There are many reasons why a significant number of Church of Scotland members decided to leave and form their own Free Church. Perhaps the main reason was the total lack of democracy within the ruling body of the Church, coupled with the Patronage Act that had been introduced by Queen Anne around 1712. The appointment of Elders who made up the Kirk Session, were in almost all cases selected from the upper classes, and therefore not a true cross section of the membership. The Patronage Act by which ministers were appointed by the Sovereign or a local landowner acting on their behalf meant that the congregations took no part in the selection. This lead to several court cases where the congregations had blocked the minister from entering, and they were heavily fined. This Act was only erased from the statute book in 1874.

In January 1843, there were two Churches in Liberton Parish, Liberton Kirk that had been under the ministry of Rev. James Begg since 1835, and Gilmerton Church, which was originally an extension of the Kirk, under the ministry of Rev. Walter Fairlie since 1838. Rev. James Begg chaired his last Liberton Kirk Session on 2nd May 1843, and both he and Rev. Fairlie joined the newly formed Free Church on 18th May, and signed the Act of Separation and Deed of Demission, on 23rd May 1843. Rev. Begg became minister of the Newington Free Church, taking about 200 of the Kirk Members with him, and went on to become Moderator of the Free Church in 1865. Rev. Fairlie formed the Free Church of Gilmerton, and chaired his first Session meeting in the “Large Hall” at Gilmerton on 11th September 1843.

There is some evidence to suggest that meetings held before the first Sessions Meeting, were held in Gilmerton Church, until Liberton Kirk Sessions who were responsible for the church at Gilmerton, asked for the return of the Church keys on 14th July. The following meeting on 16th July was held out of doors, before making use of the “Large Hall” for later meetings.

Most of the Gilmerton congregation followed Rev. Fairlie to the Free Church, leaving only a few in the Church of Scotland, as a result, between 1843 and 1860 Gilmerton was served by a succession of licentiate ministers until the appointment of Rev. Thomas Fleming.

The General Assembly of the Free Church was held in Glasgow on 17th October, where a representative from Gilmerton was present.

At a congregational meeting held at Gilmerton on 17th March 1844, six Deacons were appointed, namely, Thomas Craig, Alexander Johnston, John Paterson Taylor, William Jordan, Robert Blair, and Robert McLeod. The post of Deacon in the Free Church was similar to that of Heritors in the Church of Scotland, in that they were responsible for the buildings and fabric of the Church.
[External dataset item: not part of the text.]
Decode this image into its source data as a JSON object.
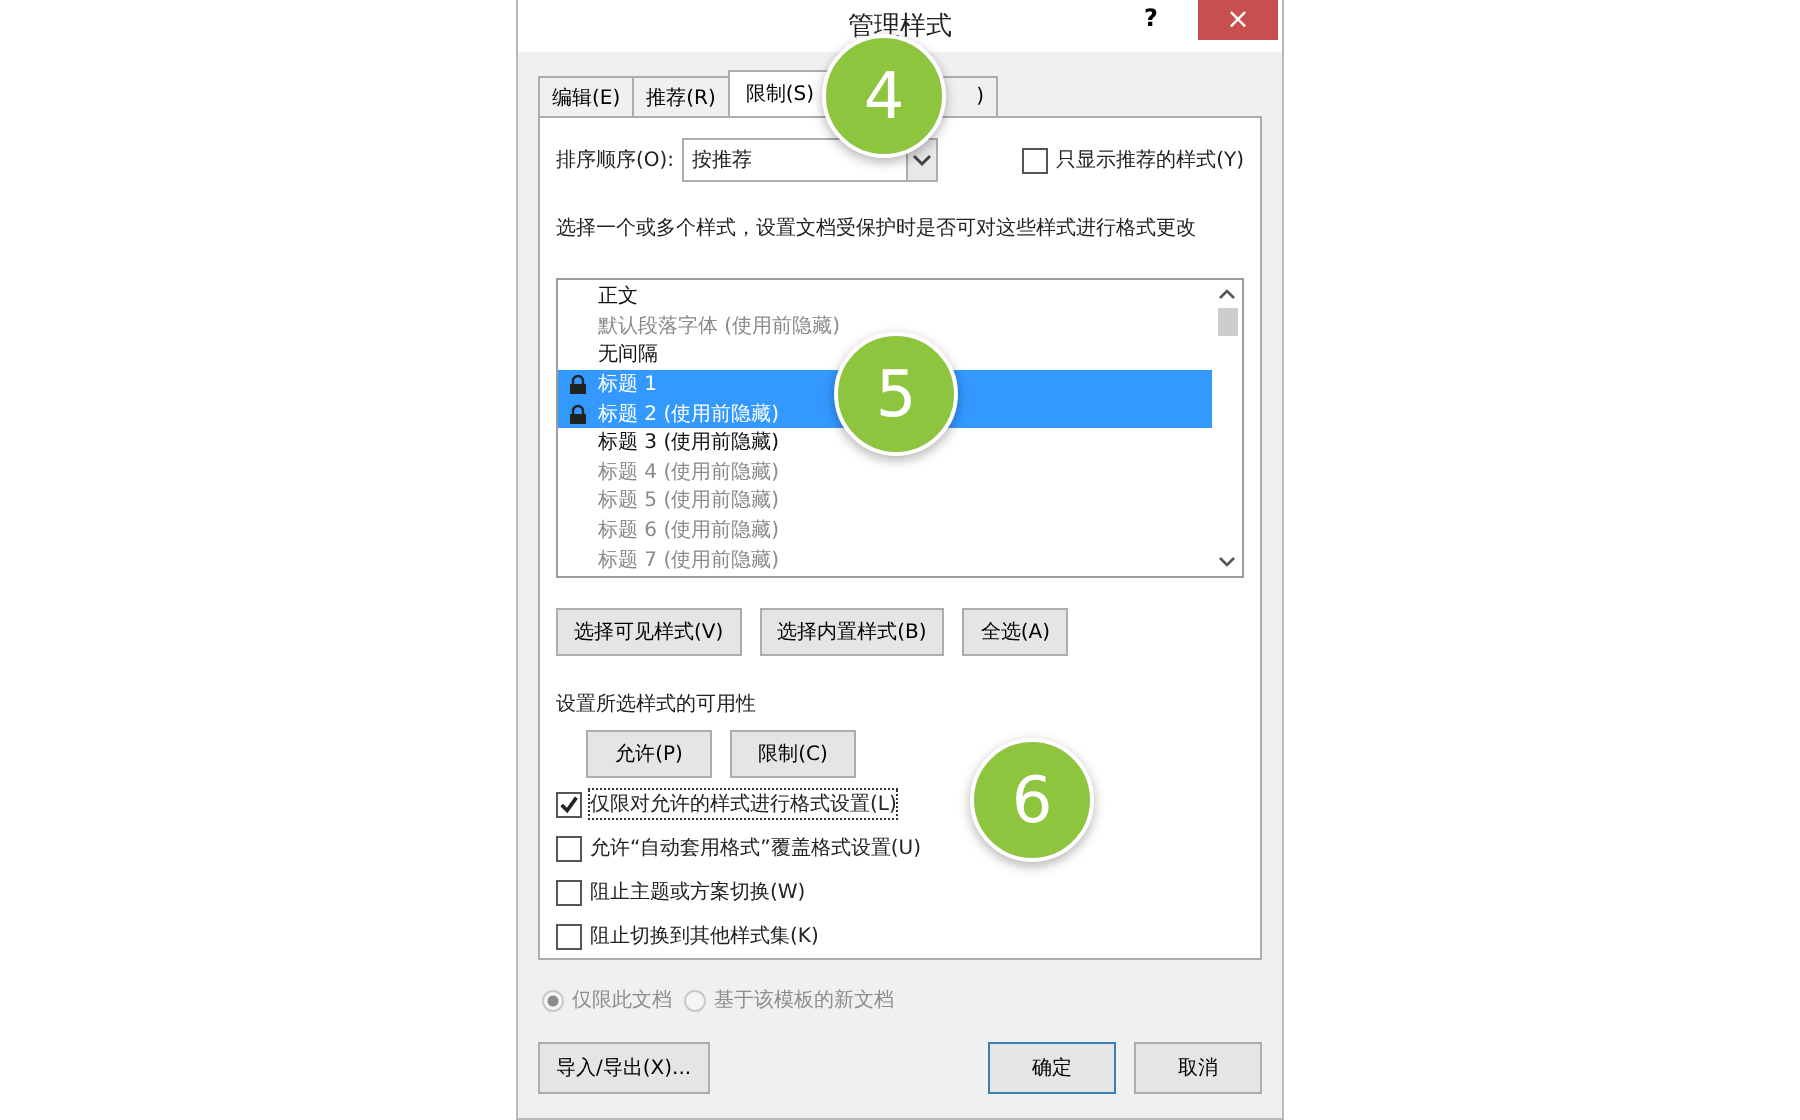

Since May 1843, collections had been taking place in order to build a local Church and Sunday school, and building had started at the junction of what we now call Ellen’s Glen Road and Ellen’s Glen Loan, in the village of Stenhouse, shortly after this date. On 2nd June 1844, the Church was officially opened, and the first services were held, Rev. Fairlie preached in the morning, Rev. Robert Ferguson in the afternoon, and Rev. George Davidson in the evening. The first Sessions meeting in the Stenhouse Church, was held three days later, on the 5th June. The Church was secured by a Feu Charter to the Free Church, and the total cost of church and Sunday school was £637 pounds 9 shillings and four pence, and the debt still owing at this time was £342 and 10 shillings. There was no manse, and at that time, no prospect of one in the foreseeable future. The church was now known as the Free Church of Liberton and Gilmerton, but a few months later Gilmerton was dropped from the title. By early 1845 the number attending church including children was over 200, and two Sunday Schools were operating.

By 1868, the congregation had outgrown the Stenhouse Church, and a new church was built in 1869, at the junction of Gilmerton Road and Claverhouse Drive, called the Liberton Free Church.

Rev. Walter Fairlie died in 1856, when Rev. Dr. D.K. Guthrie became minister, followed by Rev. G. Dodds in 1890. In 1900 the Free Church voted by a very large majority, to join their fellow travellers of the United Presbyterian Church to form the United Free Church, and the church at Northfield became a United Free Church. The minority who voted against union, continued as the Free Church of Scotland. A pipe organ was installed in 1903 and electric light installed at the manse built in 1870 (Now Northfield House) in 1925, with electric light into the church in 1926. Following a meeting of the United Free Church in 1929, a large majority voted to join with the Church of Scotland, and the church became Northfield Church of Scotland Church, where Rev. Dodds continued as minister until 1933. The minority who voted against, became The Free Church (Continuing).

In compiling this short history, I am indebted to Mr W.S. Anderson, author and well-known authority on the Free Church, for his advice on this subject. Thanks are also due to Rev. J. McPake of Liberton Northfield, for allowing me access to a large amount of archival material.